Word count: 233 words
Reading time: Less than 1 minute
This is my weekly installment of “writing about writing,” in which I scan the world to find websites, books and articles to help writers. Today, I provide a link to an article by Tim Kreider.
When I first read an article written by Tim Kreider, I had no idea he was a cartoonist. (See links to two other pieces he’s written at the end of this post.) The man is articulate, smart and eloquent — a hat trick that most cartoonists are not able to pull off, no matter how skilled at drawing.
In a recent New York Times Opinionator column, he tackles the topic of unfair generalizations, and, generally, writers who pretend they know too much. Best of all, he’s modest enough to turn his laser-like glare on himself.
“My least favorite parts of my own writing, the ones that make me cringe to reread,” he writes, “are the parts where I catch myself trying to smush the unwieldy mess of real life into some neatly-shaped conclusion, the sort of thesis statement you were obliged to tack on to essays in high school or the Joycean epiphanies that are de rigueur in apprentice fiction — whenever, in other words, I try to sound like I know what I’m talking about.

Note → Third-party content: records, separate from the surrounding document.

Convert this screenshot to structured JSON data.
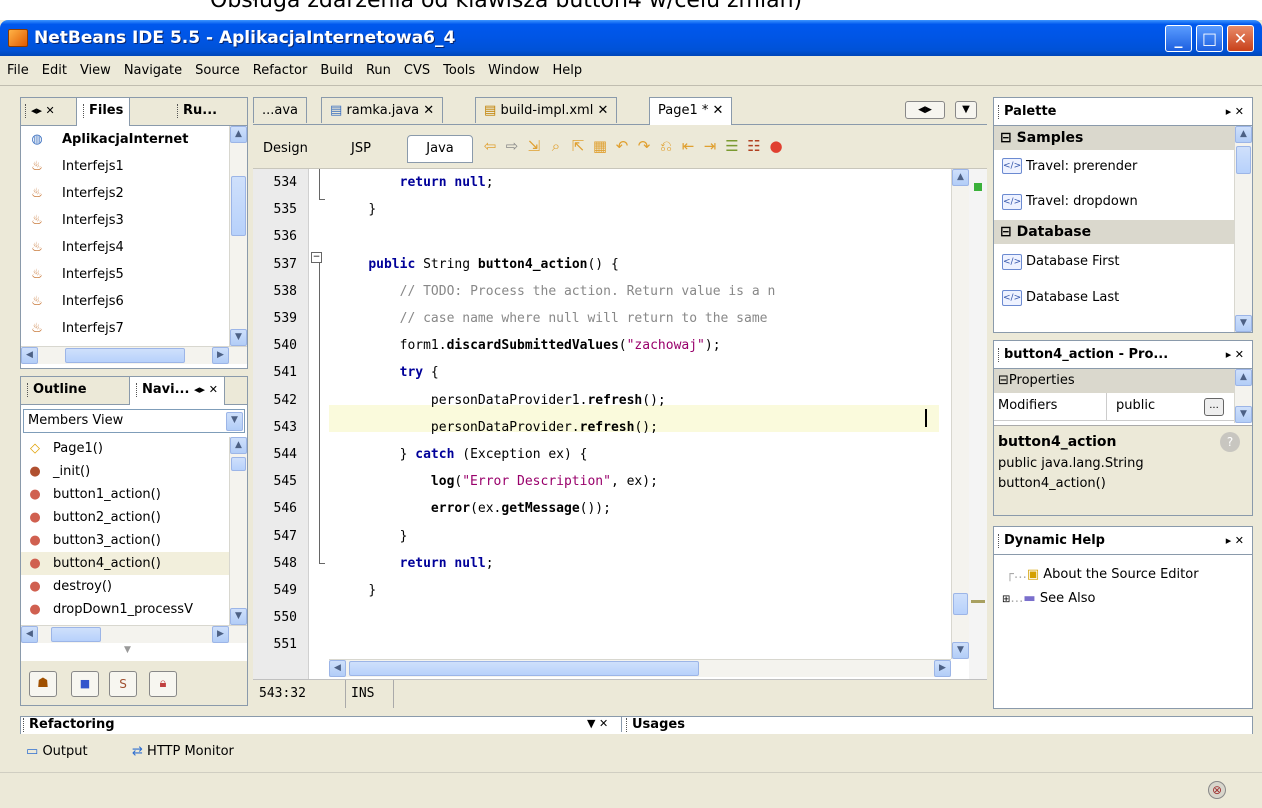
{
  "top_cut_text": "Obsługa zdarzenia od klawisza button4 w/celu zmian)",
  "window": {
    "title": "NetBeans IDE 5.5 - AplikacjaInternetowa6_4"
  },
  "menu": [
    "File",
    "Edit",
    "View",
    "Navigate",
    "Source",
    "Refactor",
    "Build",
    "Run",
    "CVS",
    "Tools",
    "Window",
    "Help"
  ],
  "files_panel": {
    "tabs": [
      "Files",
      "Ru..."
    ],
    "items": [
      "AplikacjaInternet",
      "Interfejs1",
      "Interfejs2",
      "Interfejs3",
      "Interfejs4",
      "Interfejs5",
      "Interfejs6",
      "Interfejs7"
    ]
  },
  "navigator_panel": {
    "tabs": [
      "Outline",
      "Navi..."
    ],
    "view_select": "Members View",
    "items": [
      "Page1()",
      "_init()",
      "button1_action()",
      "button2_action()",
      "button3_action()",
      "button4_action()",
      "destroy()",
      "dropDown1_processV"
    ]
  },
  "editor": {
    "tabs": [
      "...ava",
      "ramka.java",
      "build-impl.xml",
      "Page1 *"
    ],
    "view_tabs": [
      "Design",
      "JSP",
      "Java"
    ],
    "lines": [
      {
        "n": "534",
        "t": "return_null"
      },
      {
        "n": "535",
        "t": "close"
      },
      {
        "n": "536",
        "t": "empty"
      },
      {
        "n": "537",
        "t": "sig"
      },
      {
        "n": "538",
        "t": "c1"
      },
      {
        "n": "539",
        "t": "c2"
      },
      {
        "n": "540",
        "t": "discard"
      },
      {
        "n": "541",
        "t": "try"
      },
      {
        "n": "542",
        "t": "r1"
      },
      {
        "n": "543",
        "t": "r2"
      },
      {
        "n": "544",
        "t": "catch"
      },
      {
        "n": "545",
        "t": "log"
      },
      {
        "n": "546",
        "t": "err"
      },
      {
        "n": "547",
        "t": "close2"
      },
      {
        "n": "548",
        "t": "return_null2"
      },
      {
        "n": "549",
        "t": "close"
      },
      {
        "n": "550",
        "t": "empty"
      },
      {
        "n": "551",
        "t": "empty"
      }
    ],
    "code": {
      "return": "return",
      "null": "null",
      "public": "public",
      "String": "String",
      "button4_action": "button4_action",
      "sig_rest": "() {",
      "comment1": "// TODO: Process the action. Return value is a n",
      "comment2": "// case name where null will return to the same",
      "form1": "form1.",
      "discard": "discardSubmittedValues",
      "zachowaj": "\"zachowaj\"",
      "discard_end": ");",
      "try": "try",
      "open": " {",
      "pdp1": "personDataProvider1.",
      "refresh": "refresh",
      "call_end": "();",
      "pdp": "personDataProvider.",
      "catch_pre": "} ",
      "catch": "catch",
      "catch_rest": " (Exception ex) {",
      "log": "log",
      "err_desc": "\"Error Description\"",
      "log_rest": ", ex);",
      "error": "error",
      "ex_dot": "(ex.",
      "getMessage": "getMessage",
      "err_rest": "());",
      "brace": "}"
    },
    "status": {
      "pos": "543:32",
      "mode": "INS"
    }
  },
  "palette": {
    "title": "Palette",
    "sections": [
      {
        "name": "Samples",
        "items": [
          "Travel: prerender",
          "Travel: dropdown"
        ]
      },
      {
        "name": "Database",
        "items": [
          "Database First",
          "Database Last"
        ]
      }
    ]
  },
  "properties": {
    "title": "button4_action - Pro...",
    "section": "Properties",
    "row": {
      "key": "Modifiers",
      "value": "public"
    },
    "desc_title": "button4_action",
    "desc": [
      "public java.lang.String",
      "button4_action()"
    ]
  },
  "dynamic_help": {
    "title": "Dynamic Help",
    "items": [
      "About the Source Editor",
      "See Also"
    ]
  },
  "bottom": {
    "tabs": [
      "Refactoring",
      "Usages"
    ],
    "buttons": [
      "Output",
      "HTTP Monitor"
    ]
  }
}
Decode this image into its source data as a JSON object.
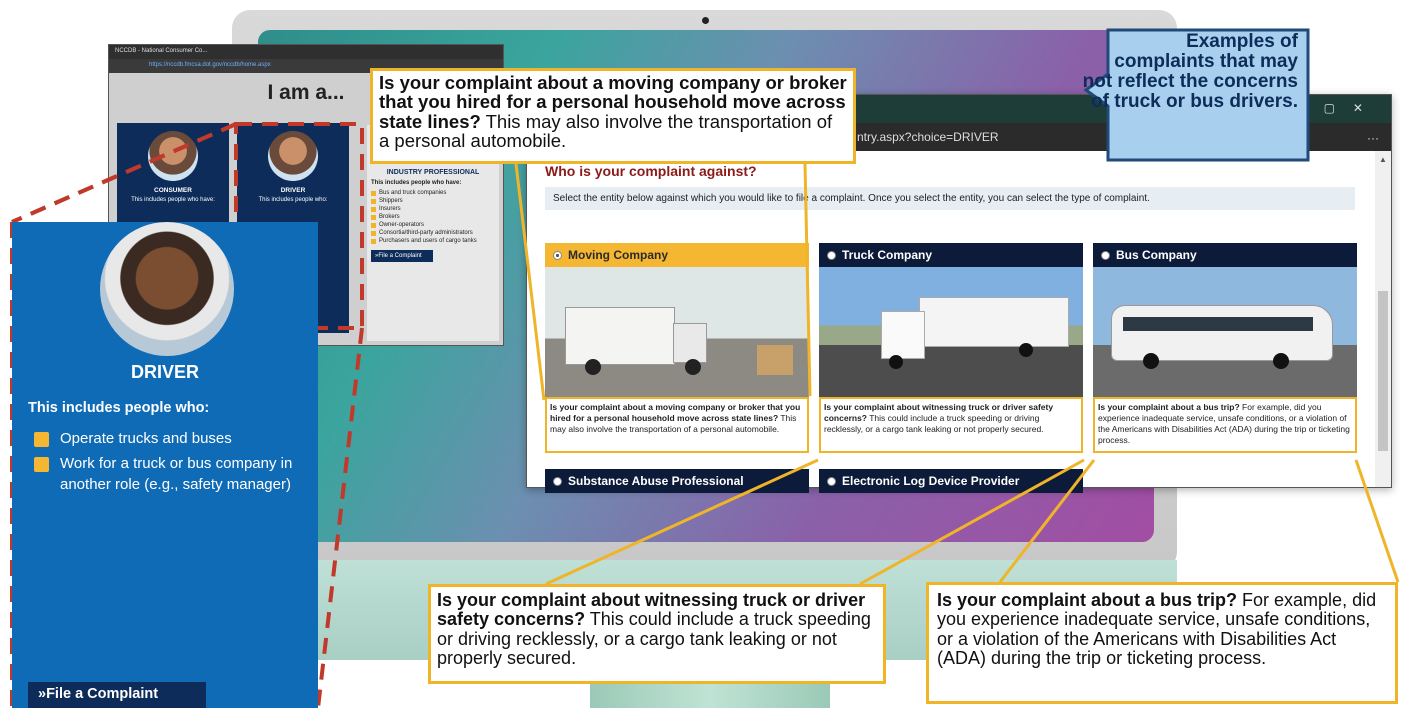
{
  "back_window": {
    "tab_title": "NCCDB - National Consumer Co...",
    "url": "https://nccdb.fmcsa.dot.gov/nccdb/home.aspx",
    "heading": "I am a...",
    "consumer": {
      "title": "CONSUMER",
      "sub": "This includes people who have:"
    },
    "driver": {
      "title": "DRIVER",
      "sub": "This includes people who:"
    },
    "industry": {
      "title": "INDUSTRY PROFESSIONAL",
      "sub": "This includes people who have:",
      "items": [
        "Bus and truck companies",
        "Shippers",
        "Insurers",
        "Brokers",
        "Owner-operators",
        "Consortia/third-party administrators",
        "Purchasers and users of cargo tanks"
      ],
      "button": "»File a Complaint"
    }
  },
  "front_window": {
    "url_fragment": "ntry.aspx?choice=DRIVER",
    "question": "Who is your complaint against?",
    "instructions": "Select the entity below against which you would like to file a complaint. Once you select the entity, you can select the type of complaint.",
    "entities": [
      {
        "label": "Moving Company",
        "selected": true,
        "desc_bold": "Is your complaint about a moving company or broker that you hired for a personal household move across state lines?",
        "desc": " This may also involve the transportation of a personal automobile."
      },
      {
        "label": "Truck Company",
        "selected": false,
        "desc_bold": "Is your complaint about witnessing truck or driver safety concerns?",
        "desc": " This could include a truck speeding or driving recklessly, or a cargo tank leaking or not properly secured."
      },
      {
        "label": "Bus Company",
        "selected": false,
        "desc_bold": "Is your complaint about a bus trip?",
        "desc": " For example, did you experience inadequate service, unsafe conditions, or a violation of the Americans with Disabilities Act (ADA) during the trip or ticketing process."
      },
      {
        "label": "Substance Abuse Professional",
        "selected": false
      },
      {
        "label": "Electronic Log Device Provider",
        "selected": false
      }
    ]
  },
  "driver_card": {
    "title": "DRIVER",
    "sub": "This includes people who:",
    "items": [
      "Operate trucks and buses",
      "Work for a truck or bus company in another role (e.g., safety manager)"
    ],
    "button": "»File a Complaint"
  },
  "callouts": {
    "moving": {
      "bold": "Is your complaint about a moving company or broker that you hired for a personal household move across state lines?",
      "rest": " This may also involve the transportation of a personal automobile."
    },
    "truck": {
      "bold": "Is your complaint about witnessing truck or driver safety concerns?",
      "rest": " This could include a truck speeding or driving recklessly, or a cargo tank leaking or not properly secured."
    },
    "bus": {
      "bold": "Is your complaint about a bus trip?",
      "rest": " For example, did you experience inadequate service, unsafe conditions, or a violation of the Americans with Disabilities Act (ADA) during the trip or ticketing process."
    },
    "examples": "Examples of complaints that may not reflect the concerns of truck or bus drivers."
  },
  "colors": {
    "navy": "#0d1b3a",
    "driver_blue": "#0f6bb6",
    "gold": "#f0b429",
    "dashed_red": "#c0392b"
  }
}
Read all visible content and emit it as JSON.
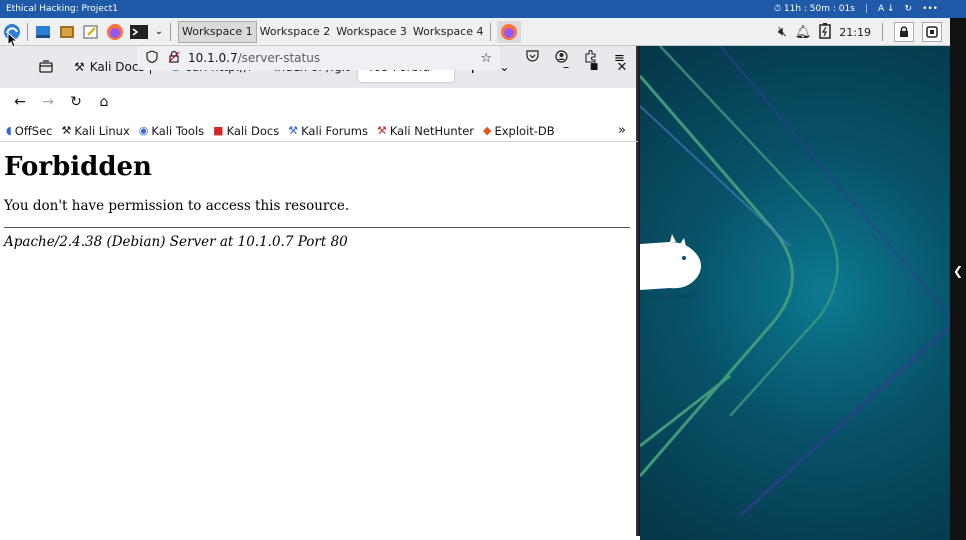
{
  "labbar": {
    "title": "Ethical Hacking: Project1",
    "timer": "⏱ 11h : 50m : 01s",
    "lang": "A ↓",
    "sync": "↻",
    "more": "•••"
  },
  "taskbar": {
    "workspaces": [
      "Workspace 1",
      "Workspace 2",
      "Workspace 3",
      "Workspace 4"
    ],
    "clock": "21:19"
  },
  "browser": {
    "tabs": [
      {
        "icon": "kali-icon",
        "label": "Kali Docs | K",
        "glyph": "⚒"
      },
      {
        "icon": "google-icon",
        "label": "curl http://1",
        "glyph": "G"
      },
      {
        "icon": "none",
        "label": "Index of /.git",
        "glyph": ""
      },
      {
        "icon": "none",
        "label": "403 Forbidde",
        "glyph": "",
        "active": true
      }
    ],
    "url_host": "10.1.0.7",
    "url_path": "/server-status",
    "bookmarks": [
      {
        "label": "OffSec",
        "glyph": "◖"
      },
      {
        "label": "Kali Linux",
        "glyph": "⚒"
      },
      {
        "label": "Kali Tools",
        "glyph": "◉"
      },
      {
        "label": "Kali Docs",
        "glyph": "■"
      },
      {
        "label": "Kali Forums",
        "glyph": "⚒"
      },
      {
        "label": "Kali NetHunter",
        "glyph": "⚒"
      },
      {
        "label": "Exploit-DB",
        "glyph": "◆"
      }
    ]
  },
  "page": {
    "heading": "Forbidden",
    "message": "You don't have permission to access this resource.",
    "server": "Apache/2.4.38 (Debian) Server at 10.1.0.7 Port 80"
  },
  "colors": {
    "labbar": "#1f5aa8",
    "desktop": "#085268",
    "desktop_line_1": "#3f9a7c",
    "desktop_line_2": "#4f7fc6"
  }
}
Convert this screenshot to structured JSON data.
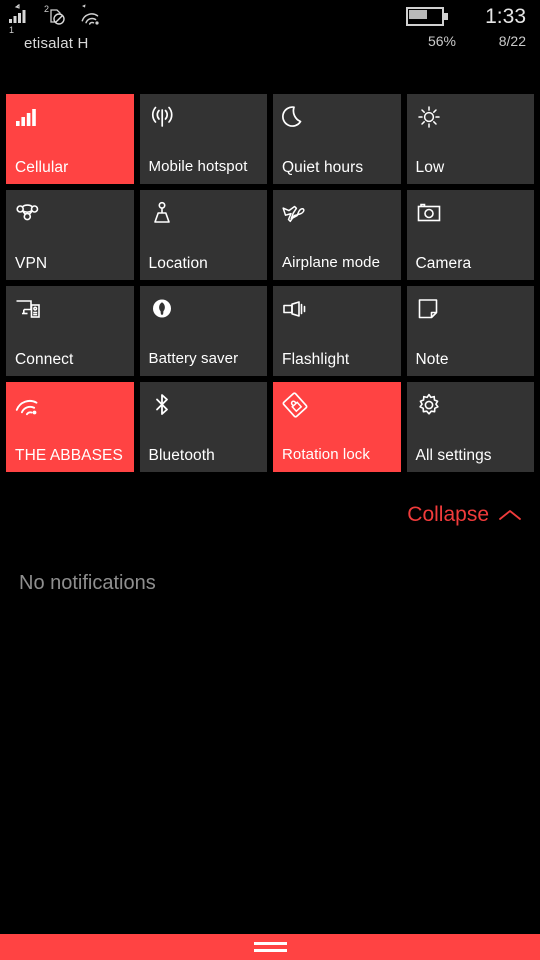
{
  "statusbar": {
    "signal_icon": "cellular-signal-icon",
    "sim1_label": "1",
    "sim2_label": "2",
    "sim2_icon": "sim-no-service-icon",
    "wifi_icon": "wifi-signal-icon",
    "roaming_icon": "roaming-arrow-icon",
    "carrier": "etisalat H",
    "battery_icon": "battery-icon",
    "battery_percent": "56%",
    "battery_level": 56,
    "clock": "1:33",
    "date": "8/22"
  },
  "tiles": [
    {
      "label": "Cellular",
      "icon": "cellular-bars-icon",
      "state": "on"
    },
    {
      "label": "Mobile hotspot",
      "icon": "hotspot-icon",
      "state": "off"
    },
    {
      "label": "Quiet hours",
      "icon": "moon-icon",
      "state": "off"
    },
    {
      "label": "Low",
      "icon": "brightness-sun-icon",
      "state": "off"
    },
    {
      "label": "VPN",
      "icon": "vpn-knot-icon",
      "state": "off"
    },
    {
      "label": "Location",
      "icon": "location-beacon-icon",
      "state": "off"
    },
    {
      "label": "Airplane mode",
      "icon": "airplane-icon",
      "state": "off"
    },
    {
      "label": "Camera",
      "icon": "camera-icon",
      "state": "off"
    },
    {
      "label": "Connect",
      "icon": "connect-display-icon",
      "state": "off"
    },
    {
      "label": "Battery saver",
      "icon": "battery-leaf-icon",
      "state": "off"
    },
    {
      "label": "Flashlight",
      "icon": "flashlight-icon",
      "state": "off"
    },
    {
      "label": "Note",
      "icon": "note-page-icon",
      "state": "off"
    },
    {
      "label": "THE ABBASES",
      "icon": "wifi-icon",
      "state": "on"
    },
    {
      "label": "Bluetooth",
      "icon": "bluetooth-icon",
      "state": "off"
    },
    {
      "label": "Rotation lock",
      "icon": "rotation-lock-icon",
      "state": "on"
    },
    {
      "label": "All settings",
      "icon": "gear-icon",
      "state": "off"
    }
  ],
  "collapse": {
    "label": "Collapse",
    "icon": "chevron-up-icon"
  },
  "notifications": {
    "empty_text": "No notifications"
  },
  "navbar": {
    "handle_icon": "drag-handle-icon"
  },
  "colors": {
    "accent": "#ff4343",
    "tile_off": "#333333",
    "background": "#000000",
    "text": "#ffffff",
    "muted_text": "#8f8f8f"
  }
}
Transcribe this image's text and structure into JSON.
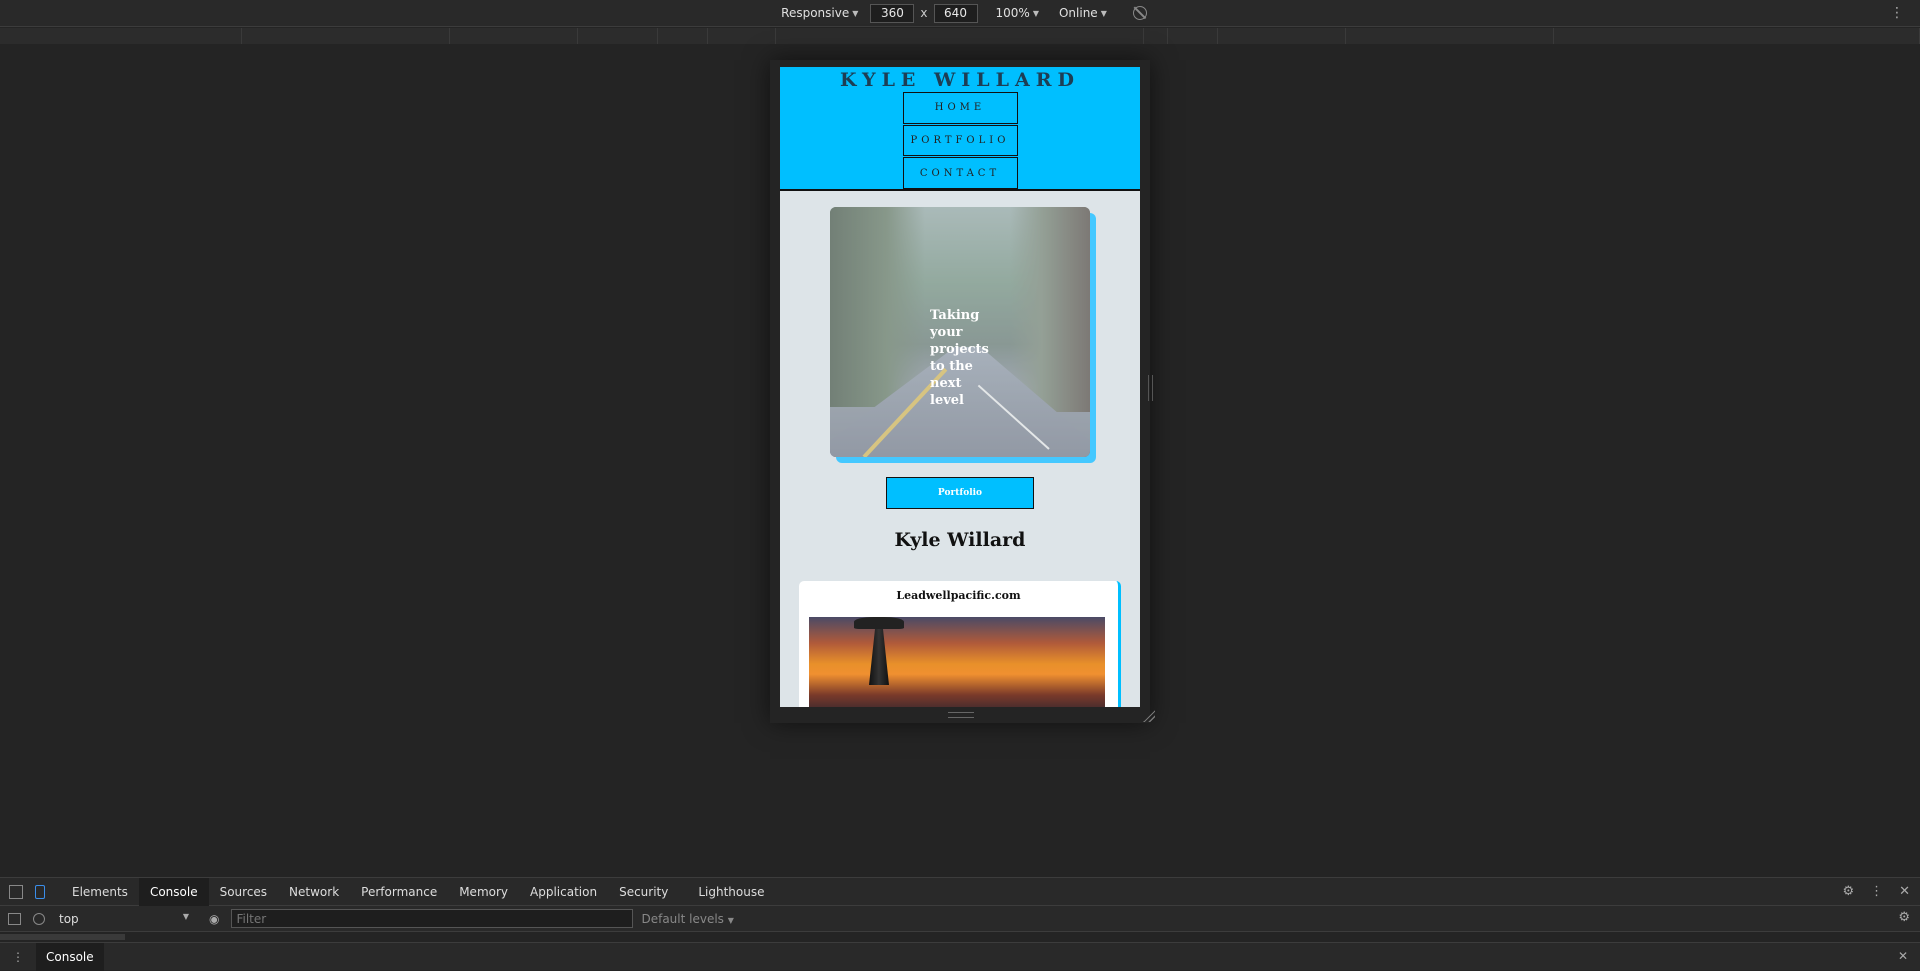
{
  "toolbar": {
    "device_mode": "Responsive",
    "width": "360",
    "height": "640",
    "times": "x",
    "zoom": "100%",
    "throttle": "Online"
  },
  "site": {
    "title": "KYLE WILLARD",
    "nav": [
      "HOME",
      "PORTFOLIO",
      "CONTACT"
    ],
    "hero_text": "Taking your projects to the next level",
    "cta_label": "Portfolio",
    "name_heading": "Kyle Willard",
    "card_title": "Leadwellpacific.com",
    "accent_color": "#00bfff"
  },
  "devtools": {
    "tabs": [
      "Elements",
      "Console",
      "Sources",
      "Network",
      "Performance",
      "Memory",
      "Application",
      "Security",
      "Lighthouse"
    ],
    "active_tab": "Console",
    "context": "top",
    "filter_placeholder": "Filter",
    "levels": "Default levels",
    "drawer_tab": "Console"
  }
}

His article is titled I Don’t Know. Couldn’t have said it better myself.